Data records for software interfaces:
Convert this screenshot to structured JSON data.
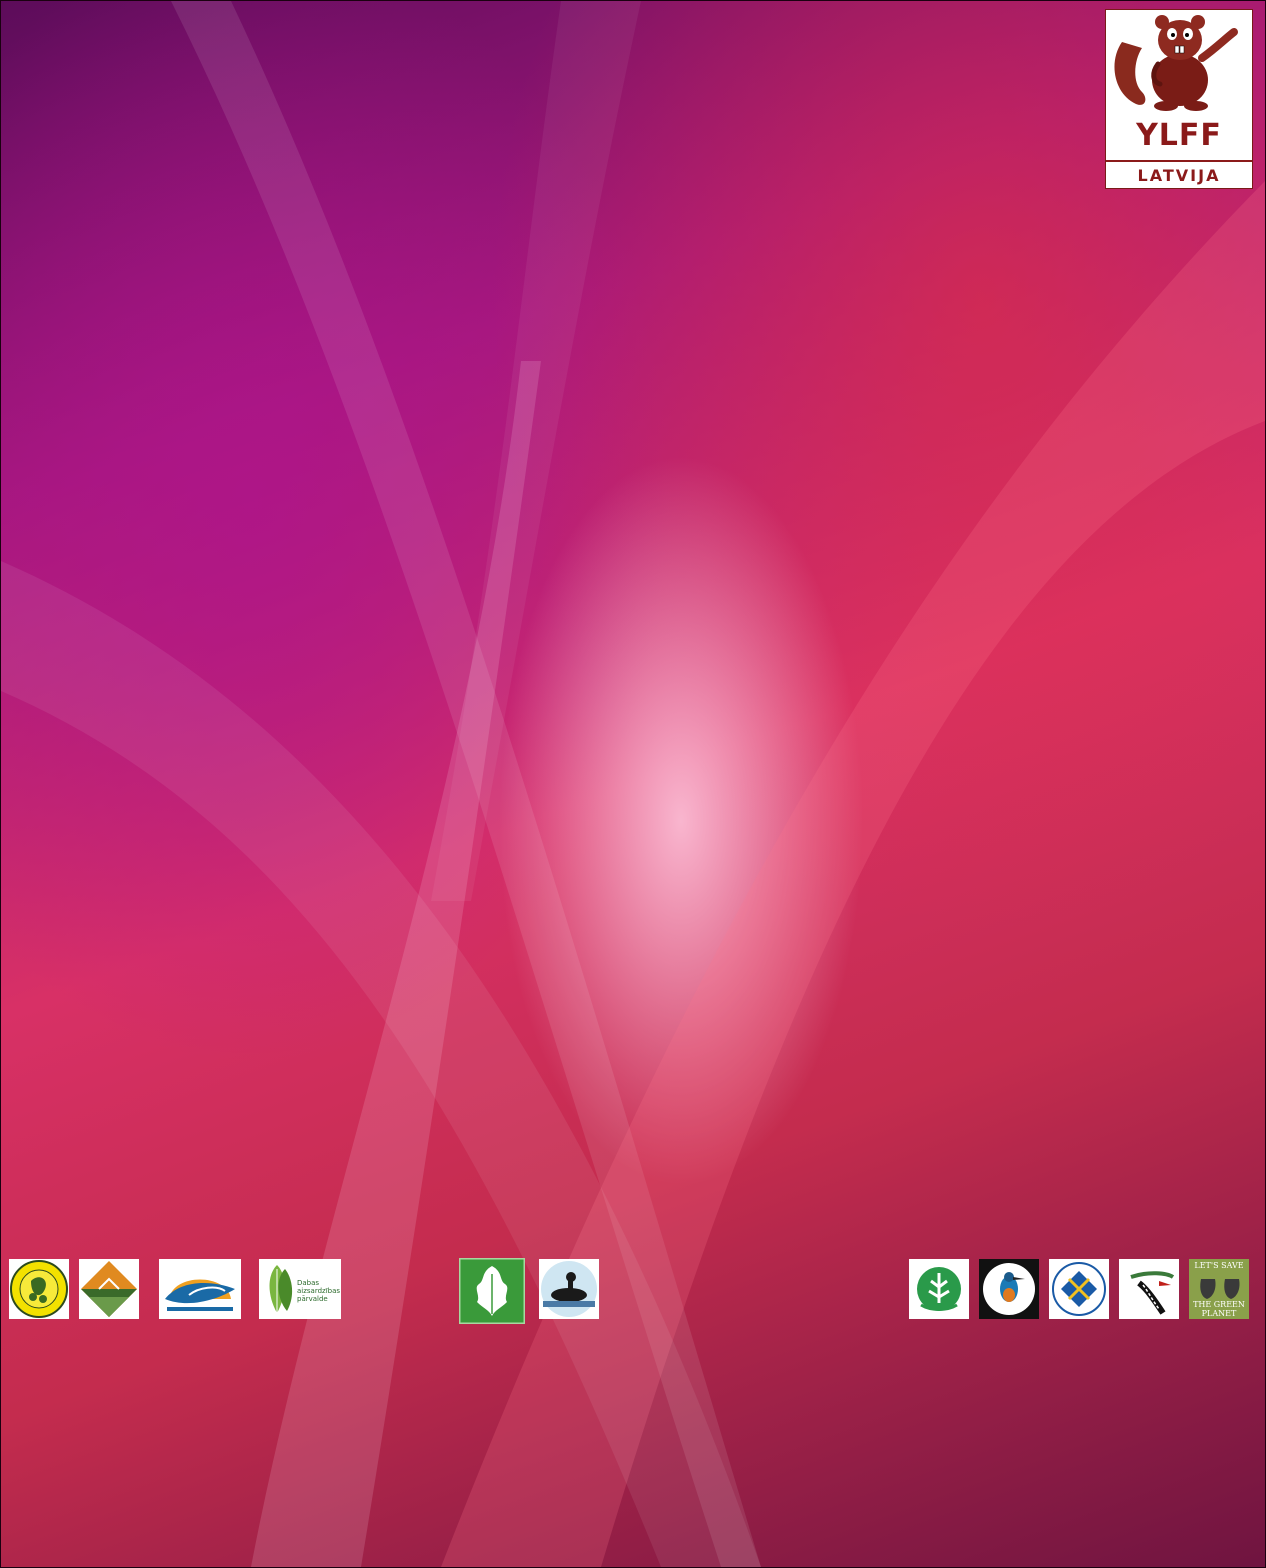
{
  "brand": {
    "name": "YLFF",
    "country": "LATVIJA",
    "brown": "#8b1a1a"
  },
  "background": {
    "colors": [
      "#5c0c5a",
      "#a5187c",
      "#d83066",
      "#c42c4e",
      "#6f1440"
    ]
  },
  "partner_logos": {
    "save_logo": {
      "line1": "LET'S SAVE",
      "line2": "THE GREEN",
      "line3": "PLANET EARTH"
    },
    "dabas_logo": {
      "line1": "Dabas",
      "line2": "aizsardzības",
      "line3": "pārvalde"
    }
  }
}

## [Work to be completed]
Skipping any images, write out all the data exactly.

## [Exercise output]
Convert this screenshot to structured JSON data.
{
  "brand": {
    "name": "YLFF",
    "country": "LATVIJA",
    "brown": "#8b1a1a"
  },
  "background": {
    "colors": [
      "#5c0c5a",
      "#a5187c",
      "#d83066",
      "#c42c4e",
      "#6f1440"
    ]
  },
  "partner_logos": {
    "save_logo": {
      "line1": "LET'S SAVE",
      "line2": "THE GREEN",
      "line3": "PLANET EARTH"
    },
    "dabas_logo": {
      "line1": "Dabas",
      "line2": "aizsardzības",
      "line3": "pārvalde"
    }
  }
}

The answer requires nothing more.